Renata Grzan is a photographer who specializes in weddings, events, portraits and fine art. She has a master’s degree in theology and Christian ministry, as well as a graduate diploma of education and a bachelor’s degree in fine arts. Born in Melbourne, Australia, she is now based in the Washington, D.C., area, where she owns and operates Renata Photography. Our Sunday Visitor spoke to Grzan about her work and the importance for Catholic couples to find a wedding photographer who understands the sacramental character of marriage. 

Bride and groomOur Sunday Visitor: Before you began your business, you were an artist and a catechist. How did this background shape your approach to photography? 

Renata Grzan: Images play a very significant role in both art and theology. We’re made in God’s image, and Christ himself is the image of the invisible God, so we know that an image can express something profound and it can last forever. To be able to capture a profound experience in someone’s life and transmit it through images is very exciting to me. Being able to draw on my understanding of the power of images from the history of art and my theological studies helps me to see the deeper realities in a wedding celebration, or any event.

OSV: What difference does being a Catholic make to your work? 

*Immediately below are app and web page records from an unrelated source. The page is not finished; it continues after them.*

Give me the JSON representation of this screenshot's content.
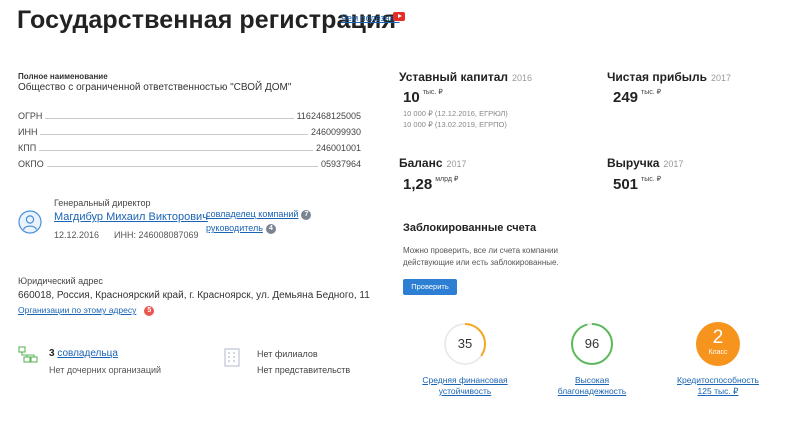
{
  "header": {
    "title": "Государственная регистрация",
    "useful_link": "Чем полезна?",
    "video_icon": "youtube-play-icon"
  },
  "company": {
    "full_name_label": "Полное наименование",
    "full_name": "Общество с ограниченной ответственностью \"СВОЙ ДОМ\"",
    "requisites": [
      {
        "label": "ОГРН",
        "value": "1162468125005"
      },
      {
        "label": "ИНН",
        "value": "2460099930"
      },
      {
        "label": "КПП",
        "value": "246001001"
      },
      {
        "label": "ОКПО",
        "value": "05937964"
      }
    ]
  },
  "director": {
    "role": "Генеральный директор",
    "name": "Магдибур Михаил Викторович",
    "date": "12.12.2016",
    "inn": "ИНН: 246008087069",
    "cofounder_link": "совладелец компаний",
    "cofounder_count": "7",
    "head_link": "руководитель",
    "head_count": "4",
    "avatar_icon": "person-icon"
  },
  "address": {
    "label": "Юридический адрес",
    "value": "660018, Россия, Красноярский край, г. Красноярск, ул. Демьяна Бедного, 11",
    "orgs_link": "Организации по этому адресу",
    "orgs_count": "5"
  },
  "structure": {
    "founders_count": "3",
    "founders_link": "совладельца",
    "subsidiaries": "Нет дочерних организаций",
    "branches": "Нет филиалов",
    "representatives": "Нет представительств"
  },
  "finance": {
    "capital": {
      "title": "Уставный капитал",
      "year": "2016",
      "value": "10",
      "unit": "тыс. ₽",
      "notes": [
        "10 000 ₽ (12.12.2016, ЕГРЮЛ)",
        "10 000 ₽ (13.02.2019, ЕГРПО)"
      ]
    },
    "profit": {
      "title": "Чистая прибыль",
      "year": "2017",
      "value": "249",
      "unit": "тыс. ₽"
    },
    "balance": {
      "title": "Баланс",
      "year": "2017",
      "value": "1,28",
      "unit": "млрд ₽"
    },
    "revenue": {
      "title": "Выручка",
      "year": "2017",
      "value": "501",
      "unit": "тыс. ₽"
    }
  },
  "blocked": {
    "title": "Заблокированные счета",
    "desc_line1": "Можно проверить, все ли счета компании",
    "desc_line2": "действующие или есть заблокированные.",
    "button": "Проверить"
  },
  "ratings": [
    {
      "value": "35",
      "caption1": "Средняя финансовая",
      "caption2": "устойчивость",
      "level": 0.35,
      "color": "#f5a623"
    },
    {
      "value": "96",
      "caption1": "Высокая",
      "caption2": "благонадежность",
      "level": 0.96,
      "color": "#5cb85c"
    },
    {
      "value": "2",
      "class_label": "Класс",
      "caption1": "Кредитоспособность",
      "caption2": "125 тыс. ₽",
      "color": "#f7941d"
    }
  ]
}
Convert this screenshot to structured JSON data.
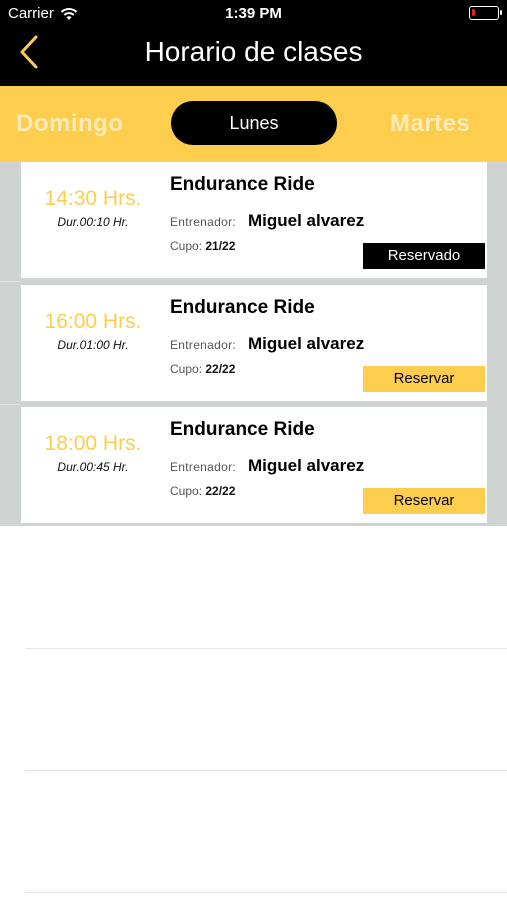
{
  "status": {
    "carrier": "Carrier",
    "time": "1:39 PM",
    "battery_color": "#e0211d"
  },
  "nav": {
    "title": "Horario de clases",
    "back_icon": "chevron-left-icon"
  },
  "days": {
    "prev": "Domingo",
    "current": "Lunes",
    "next": "Martes"
  },
  "colors": {
    "accent": "#fdcd4d",
    "dark": "#000000"
  },
  "classes": [
    {
      "time": "14:30 Hrs.",
      "duration": "Dur.00:10 Hr.",
      "name": "Endurance Ride",
      "trainer_label": "Entrenador:",
      "trainer": "Miguel alvarez",
      "cupo_label": "Cupo:",
      "cupo": "21/22",
      "action": "Reservado"
    },
    {
      "time": "16:00 Hrs.",
      "duration": "Dur.01:00 Hr.",
      "name": "Endurance Ride",
      "trainer_label": "Entrenador:",
      "trainer": "Miguel alvarez",
      "cupo_label": "Cupo:",
      "cupo": "22/22",
      "action": "Reservar"
    },
    {
      "time": "18:00 Hrs.",
      "duration": "Dur.00:45 Hr.",
      "name": "Endurance Ride",
      "trainer_label": "Entrenador:",
      "trainer": "Miguel alvarez",
      "cupo_label": "Cupo:",
      "cupo": "22/22",
      "action": "Reservar"
    }
  ]
}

Grzan: I know what is unique to a Catholic wedding, and I try to make sure the true sacramental character of a wedding is captured in my photos. I find Catholic couples appreciate this because it’s hard to find in professional photographers. Too often, outside of the exchange of rings, photographers are unaware of the sacredness of what’s going on and even miss the nuptial blessing. I know all the key moments to capture and take it very seriously. The ceremony is but a moment in time, and I want my images to help couples remember the graces they received and the covenant they made. 

OSV: What makes for a great photo? 

Grzan: Lighting, lighting, and lighting! It’s so important. When I take pictures during the Mass I don’t use flash, and when I do, I use off-camera flash or bounce the light to create a natural look. Knowing how to place people in good light to flatter them is also important. Composition is key as well — being able to frame people and objects in a way that makes the image interesting and helps the eye go where it’s supposed to. There’s also the technical side ... knowing how to capture natural expressions and create photos where the couple looks natural and not posed. You need to keep all this in mind. 

OSV: We are all drawn to beautiful images. Why? 

Grzan: Beauty lifts the soul to God and inspires the heart and mind. If you can beautifully capture a wedding, or whatever you’re photographing, you’re conveying its essence. God is perfect beauty, so when we look at something beautiful, it draws us to him. As a photographer, when you can draw beauty out of everyday events, or very significant ones, and create photographic heirlooms, they can be sources of meditation. 

OSV: What is your favorite kind of photography to do? 

Grzan: I love to look for “hidden” things ... the gentle smile of a bride as she looks at her husband, or maybe an aspect of her dress ... the little things that come together and make the day unique. I love taking pictures of quiet details that express deeper things. I don’t tend to go for big dramatic shots. Instead, I like to capture the way a bride and groom want to remember the day so they’ll relish seeing the pictures for days to come. 

OSV: Why should couples give serious thought to their wedding photography?

Grzan: A lot of reasons. First of all, quite literally, the day after the event there’s only the pictures ... the food will be eaten, the decorations gone, the flowers wilted, but the photos will last for generations. You’re not just doing it for yourself, but for your kids and grandkids. Couples need to give serious thought to who they hire. The photographer’s personality will be reflected in your images — it’s an artistic expression after all, so the photographer’s point of view, style, sensitivities, will be infused throughout. Also, the photographer, more than anyone else, will be following you around all day — make sure it’s someone who adds to your day.   

OSV: Are there aspects to wedding photography that you believe people misunderstand?  

Grzan: Couples often assume the photographer knows what they want. And photographers often assume they can do as they please if the couple doesn’t say anything. Communication is important — a photographer needs to have several meetings with a couple and really listen.

I think, too, there’s a general misunderstanding of what wedding photos should be. Some photographers spend a lot of time manufacturing scenes — like going out to a back ally with a trash can or railroad tracks. There’s a trend to shoot the wedding like a trashy-chic fashion spread, which misses the point. A photographer should be able to unobtrusively capture the sacredness of the ceremony and the joy of the celebration afterward. 

OSV: What are the trends in wedding photography? Do you follow these trends, and what do you think of them?

Grzan:The movement now is toward more natural shots, capturing things as they happen, not just posed pictures at predictable moments. I love this, because it focuses on the uniqueness of each couple and the beauty of how each day unfolds. There are some classic poses that are timeless and clean, so I tend to have a blend. 

Another trend I like is how albums are done now — more storybook-style, rather than single shots that look disconnected.  

A trend I don’t like is the hyper-sexualization of the bride, posing her like a pin-up girl, hiking up her dress. What does this have to do with the sacrament of marriage?  

Zoe Romanowsky writes from Maryland.